Travel insurance is cheap, and having it can mean you’ve still got the cash to rent another house once things blow ever.
The best deals on the beaches are often giant multi-family homes. Why not team up with another family or two, increasing your spending power? Three families can feasibly rent a 5,000-square-foot mansion on Isle of Palms for less per family than each might pay for an individual condo.
“If you’re searching for a six-bedroom home, for example, you might be limited,” explains Shelley Miles, owner of Exclusive Properties, which rents properties on IOP and Folly. “Bump up your search, and you might find you can get a larger home for the same price, maybe with a few less amenities.”
Likewise, families teaming up can find homes with amenities they could not have afforded on their own, like a hot tub or ping-pong table.
Keep it in perspective
Rental houses are not hotel rooms. You’re using someone’s house, and with the advantages come the chance that something might break or not work as expected. Take small problems in stride, and report issues or complaints to your rental agency or the owner as quickly as possible upon arrival.
Book in advance
If you want to get a sweet deal on a vacation home, book your rental in advance. In fact, most houses are booked for the entire summer well before the kids get out of school.
“The best houses book up quick,” says MyOceanRental’s DiPrima. He notes that securing a rental for the Cooper River Bridge Run weekend or college graduations should be done far in advance.
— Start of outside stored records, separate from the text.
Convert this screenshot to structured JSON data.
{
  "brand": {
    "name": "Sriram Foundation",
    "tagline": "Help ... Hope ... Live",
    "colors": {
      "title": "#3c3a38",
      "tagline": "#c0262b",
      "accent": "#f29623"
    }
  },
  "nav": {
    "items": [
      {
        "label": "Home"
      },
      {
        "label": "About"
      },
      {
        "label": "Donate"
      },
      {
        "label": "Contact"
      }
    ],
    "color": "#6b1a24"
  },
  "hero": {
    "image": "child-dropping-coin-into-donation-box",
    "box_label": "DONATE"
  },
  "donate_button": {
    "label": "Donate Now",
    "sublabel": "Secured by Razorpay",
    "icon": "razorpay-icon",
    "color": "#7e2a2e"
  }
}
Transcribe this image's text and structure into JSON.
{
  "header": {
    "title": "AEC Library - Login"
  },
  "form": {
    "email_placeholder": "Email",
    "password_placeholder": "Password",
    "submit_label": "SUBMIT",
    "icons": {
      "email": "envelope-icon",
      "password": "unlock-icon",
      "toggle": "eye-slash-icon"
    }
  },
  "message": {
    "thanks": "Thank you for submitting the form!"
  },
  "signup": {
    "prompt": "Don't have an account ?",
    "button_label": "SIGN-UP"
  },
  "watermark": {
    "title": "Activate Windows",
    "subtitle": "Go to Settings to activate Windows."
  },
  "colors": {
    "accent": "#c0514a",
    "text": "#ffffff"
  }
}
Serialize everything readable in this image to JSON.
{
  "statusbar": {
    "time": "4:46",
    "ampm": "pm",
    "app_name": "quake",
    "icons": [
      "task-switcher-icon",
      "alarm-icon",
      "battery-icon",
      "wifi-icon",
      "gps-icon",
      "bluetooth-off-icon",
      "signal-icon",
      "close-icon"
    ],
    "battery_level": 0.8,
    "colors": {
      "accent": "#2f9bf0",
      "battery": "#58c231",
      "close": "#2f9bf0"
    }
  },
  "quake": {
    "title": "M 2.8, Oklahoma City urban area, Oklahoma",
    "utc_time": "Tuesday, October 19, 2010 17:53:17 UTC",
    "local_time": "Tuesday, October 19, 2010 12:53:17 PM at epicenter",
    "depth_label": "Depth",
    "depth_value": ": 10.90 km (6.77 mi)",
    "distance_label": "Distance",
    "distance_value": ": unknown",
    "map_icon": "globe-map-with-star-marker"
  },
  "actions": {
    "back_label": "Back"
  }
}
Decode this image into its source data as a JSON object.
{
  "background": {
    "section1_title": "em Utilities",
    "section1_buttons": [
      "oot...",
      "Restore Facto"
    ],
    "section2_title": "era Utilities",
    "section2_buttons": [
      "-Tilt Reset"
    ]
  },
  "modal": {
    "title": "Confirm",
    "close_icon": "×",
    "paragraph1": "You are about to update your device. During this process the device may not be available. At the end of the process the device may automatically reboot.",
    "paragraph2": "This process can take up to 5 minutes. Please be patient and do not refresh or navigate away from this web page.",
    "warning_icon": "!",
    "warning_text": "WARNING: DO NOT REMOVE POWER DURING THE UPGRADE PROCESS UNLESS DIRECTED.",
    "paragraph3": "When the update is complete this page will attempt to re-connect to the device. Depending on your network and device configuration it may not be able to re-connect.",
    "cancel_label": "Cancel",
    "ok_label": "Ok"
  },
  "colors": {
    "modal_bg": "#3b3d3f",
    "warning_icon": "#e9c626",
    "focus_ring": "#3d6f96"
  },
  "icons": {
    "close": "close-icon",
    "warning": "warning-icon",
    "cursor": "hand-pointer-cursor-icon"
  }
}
Still, Avocet’s Landrith adds that “super last minute” inquiries can often turn up significant savings if a homeowner is eager to fill a spot during peak season.
Tell ’em you’re a local
“Let us know you’re a local — not for special treatment, but just because it’s nice to know,” DiPrima says. “Ask questions, and make sure you fully understand the property. In the high season, there’s often nowhere to move you if the house isn’t what you expected.”
Living in town gives you the advantage of taking that gamble out of the equation. Plenty of out-of-towners have arrived at a vacation rental to discover that the pictures embellished the view or the spaciousness of the home. Eliminate the chance of disappointment by doing a drive-by inspection and then setting up an appointment to walk through the house (or several) before paying your deposit.
Even vacationing families who think they might return can do this, planning an hour or two to check out houses they might like for their return the following year.